But Serie A still seemed a long way from what it once was. The pandemic had dealt a crippling blow, “devastating the industry,” as Dal Pino put it, not just in terms of ticket sales but “all activities related to games, like merchandising and sponsorships.”
“Abandoning the season would have severely impacted the value of both the clubs and the players,” he said.
That has been staved off — for now — of course. Dal Pino is even hopeful that some fans may start to return to Italian stadiums as soon as July. “We need to be prudent and patient, but we are confident that if the health situation continues to improve, the gradual return of fans into the stadiums will be a reality, perhaps partially next month,” he said.
His vision, though, does not stop at a return to normal, not as it was before. His plan, instead, focuses on change. “Any crisis situation represents an opportunity to improve ourselves by all means,” Dal Pino said. “There are opportunities to be seized.”
They encompass a whole range of ideas, from “reducing bureaucracy” for clubs hoping to build new stadiums to, potentially, selling a stake in the league to a private equity firm — CVC Capital Partners and Bain Capital are reported to have made offers, though Dal Pino refused to comment — and changing the way Serie A sells its television rights.
The spat with beIN, for example, has resulted in Serie A’s being blacked out in dozens of countries, a situation that has convinced many in Italian soccer that the league needs to have final control over its broadcast agreements, as opposed to selling them through a third party, as is currently the case.

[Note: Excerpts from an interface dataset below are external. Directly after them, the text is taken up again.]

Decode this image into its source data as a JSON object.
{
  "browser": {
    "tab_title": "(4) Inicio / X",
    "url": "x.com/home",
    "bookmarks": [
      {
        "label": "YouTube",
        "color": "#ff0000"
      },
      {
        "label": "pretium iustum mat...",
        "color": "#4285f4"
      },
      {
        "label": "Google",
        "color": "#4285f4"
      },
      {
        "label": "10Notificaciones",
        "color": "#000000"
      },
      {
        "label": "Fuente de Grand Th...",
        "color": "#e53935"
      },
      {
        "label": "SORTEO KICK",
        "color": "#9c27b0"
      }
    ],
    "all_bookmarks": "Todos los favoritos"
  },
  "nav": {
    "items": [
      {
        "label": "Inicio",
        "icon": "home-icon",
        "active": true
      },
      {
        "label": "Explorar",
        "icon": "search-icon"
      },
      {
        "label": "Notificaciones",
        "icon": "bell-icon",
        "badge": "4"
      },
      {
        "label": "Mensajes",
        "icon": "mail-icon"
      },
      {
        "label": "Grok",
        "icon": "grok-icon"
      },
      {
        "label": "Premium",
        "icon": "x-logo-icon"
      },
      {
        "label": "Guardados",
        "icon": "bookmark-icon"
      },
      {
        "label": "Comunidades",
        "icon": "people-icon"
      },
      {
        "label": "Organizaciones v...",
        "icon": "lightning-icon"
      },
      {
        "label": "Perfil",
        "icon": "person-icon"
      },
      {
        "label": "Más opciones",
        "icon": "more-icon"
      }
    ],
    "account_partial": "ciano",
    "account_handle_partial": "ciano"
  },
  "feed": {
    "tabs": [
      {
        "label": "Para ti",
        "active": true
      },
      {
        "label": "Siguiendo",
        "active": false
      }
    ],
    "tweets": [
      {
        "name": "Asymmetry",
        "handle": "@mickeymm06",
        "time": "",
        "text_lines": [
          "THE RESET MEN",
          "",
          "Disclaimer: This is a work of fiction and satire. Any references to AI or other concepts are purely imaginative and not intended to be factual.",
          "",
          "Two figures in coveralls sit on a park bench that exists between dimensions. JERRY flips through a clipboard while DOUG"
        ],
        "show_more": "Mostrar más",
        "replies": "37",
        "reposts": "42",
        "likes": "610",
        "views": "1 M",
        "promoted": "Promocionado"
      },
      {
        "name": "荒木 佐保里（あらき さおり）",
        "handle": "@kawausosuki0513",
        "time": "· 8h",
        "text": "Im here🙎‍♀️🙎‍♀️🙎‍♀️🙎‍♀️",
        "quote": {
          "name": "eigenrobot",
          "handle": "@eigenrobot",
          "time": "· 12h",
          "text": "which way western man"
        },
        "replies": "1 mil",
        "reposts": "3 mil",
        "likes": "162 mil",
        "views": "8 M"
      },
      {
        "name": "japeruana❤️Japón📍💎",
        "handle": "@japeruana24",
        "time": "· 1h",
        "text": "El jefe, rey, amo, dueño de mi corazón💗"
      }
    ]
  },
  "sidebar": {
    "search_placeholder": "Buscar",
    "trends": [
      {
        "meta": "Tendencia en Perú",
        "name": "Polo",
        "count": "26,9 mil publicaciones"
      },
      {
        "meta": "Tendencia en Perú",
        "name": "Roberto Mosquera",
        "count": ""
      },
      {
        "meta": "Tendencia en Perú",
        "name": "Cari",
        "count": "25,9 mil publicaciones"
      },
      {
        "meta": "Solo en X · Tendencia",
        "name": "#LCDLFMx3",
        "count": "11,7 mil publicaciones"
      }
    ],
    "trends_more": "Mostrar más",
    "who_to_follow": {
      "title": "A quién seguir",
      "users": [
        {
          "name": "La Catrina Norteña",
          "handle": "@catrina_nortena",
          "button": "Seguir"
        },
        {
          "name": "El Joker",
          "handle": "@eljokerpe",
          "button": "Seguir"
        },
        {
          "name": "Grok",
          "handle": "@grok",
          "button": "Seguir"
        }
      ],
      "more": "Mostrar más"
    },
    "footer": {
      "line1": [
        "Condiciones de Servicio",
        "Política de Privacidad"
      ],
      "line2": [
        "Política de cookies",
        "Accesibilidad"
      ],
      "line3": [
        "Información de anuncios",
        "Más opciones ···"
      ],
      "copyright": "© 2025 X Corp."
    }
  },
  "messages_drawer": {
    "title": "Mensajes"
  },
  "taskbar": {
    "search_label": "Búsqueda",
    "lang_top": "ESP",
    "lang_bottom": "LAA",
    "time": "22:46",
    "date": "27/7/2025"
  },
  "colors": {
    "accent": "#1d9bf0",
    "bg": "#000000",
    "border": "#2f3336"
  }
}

Dal Pino is intrigued by a streaming platform, and he acknowledged the need to “control our long-term destiny.” For Serie A, he said, “digital disruption” might be a good thing.
If any of it is to come to fruition, though, if Dal Pino is to see his vision for Italian soccer grow into something more real, he will need the presidents of his 20 teams — the clutter of cats that it is his job to herd — to remember that they can work together, to keep hold of the harmony they could find in silence, even now that the noise has started again.